  4. Continuous Advancements: Python consistently evolves with each new release. Features such as asynchronous operations and coroutines have become standard, simplifying the development of concurrent applications. Type hints improve program logic analysis, reducing complexity in this dynamic language. The CPython runtime, Python’s default implementation, is also being redesigned for enhanced speed and parallelism.

Python’s Diverse Applications

Python’s utility extends far beyond basic scripting and automation:

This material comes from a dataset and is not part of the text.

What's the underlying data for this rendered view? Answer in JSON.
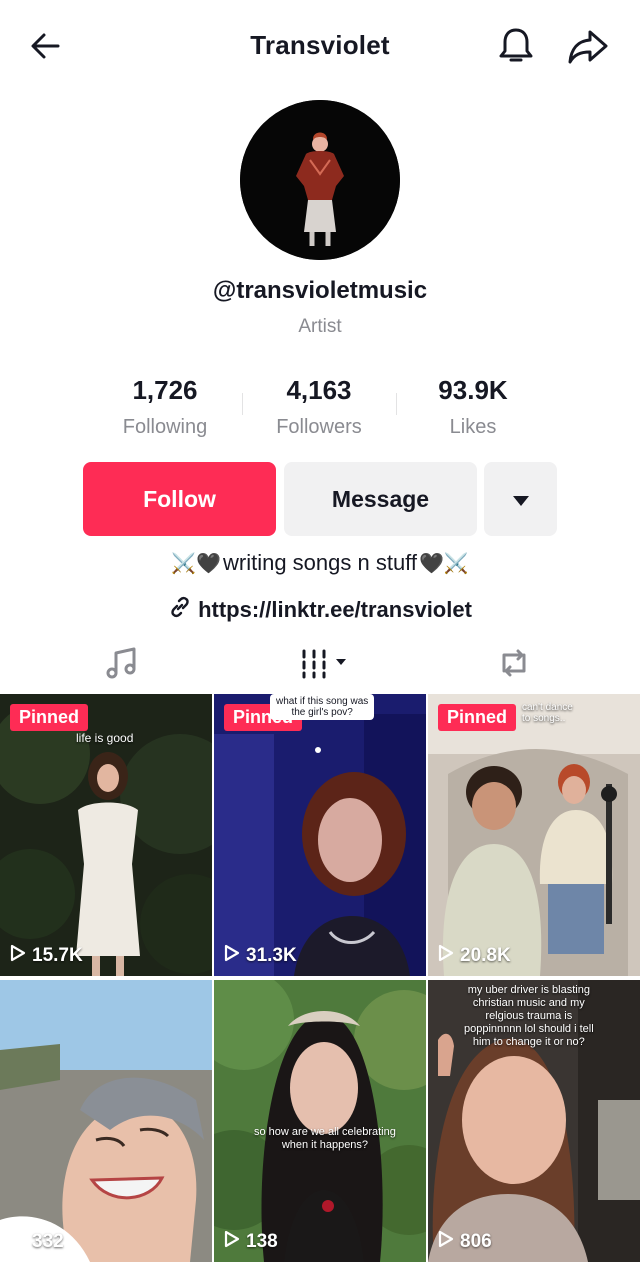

  1. General Application Programming: Python allows the creation of command-line and cross-platform GUI applications deployable as self-contained executables. Third-party packages like PyInstaller and Nuitka enable the generation of standalone binaries from Python scripts.
  2. Data Science and Machine Learning: Python is a star player in sophisticated data analysis, boasting interfaces to the vast majority of data science and machine learning libraries. It serves as the go-to language for high-level command interfaces for these domains.
  3. Web Services and RESTful APIs: Python’s native libraries and third-party web frameworks simplify the creation of everything from simple REST APIs to complex data-driven websites. Recent Python versions offer robust support for asynchronous operations, enabling high request throughput.
  4. Metaprogramming and Code Generation: Python’s object-oriented nature allows it to function efficiently as a code generator, facilitating the development of applications that manipulate their own functions and offer remarkable extensibility. It can also drive code-generation systems like LLVM to create code in other languages.
  5. Glue Code: Python’s versatility shines as a “glue language,” enabling the interoperation of disparate code, particularly libraries with C language interfaces. It acts as a bridge, connecting applications or program domains that cannot communicate directly.

Python’s Limitations

However, Python is not without its limitations. It may not be the best choice for certain tasks:

  1. System-Level Programming: Python’s high-level nature makes it unsuitable for tasks like developing device drivers or operating system kernels.
  2. Cross-Platform Standalone Binaries: While possible, creating standalone Python applications for Windows, macOS, and Linux can be complex and inelegant.
  3. Mobile-Native Applications: Developing mobile-native applications in Python is not as straightforward as using languages like Swift or Kotlin, which have native toolchains for mobile platforms.
  4. High-Speed Applications: When speed is paramount in every aspect of an application, other languages like C/C++ or Rust may be better suited. Nevertheless, Python can often achieve competitive speeds by wrapping libraries written in these languages.

In conclusion, Python has transcended its humble beginnings to become a versatile and indispensable tool in the modern programming landscape. Its ease of use, wide adoption, continuous evolution, and diverse applications make it a powerhouse in software development, data analysis, and beyond. While it may not excel in every domain, Python’s adaptability and extensive library support ensure its enduring relevance in the world of programming.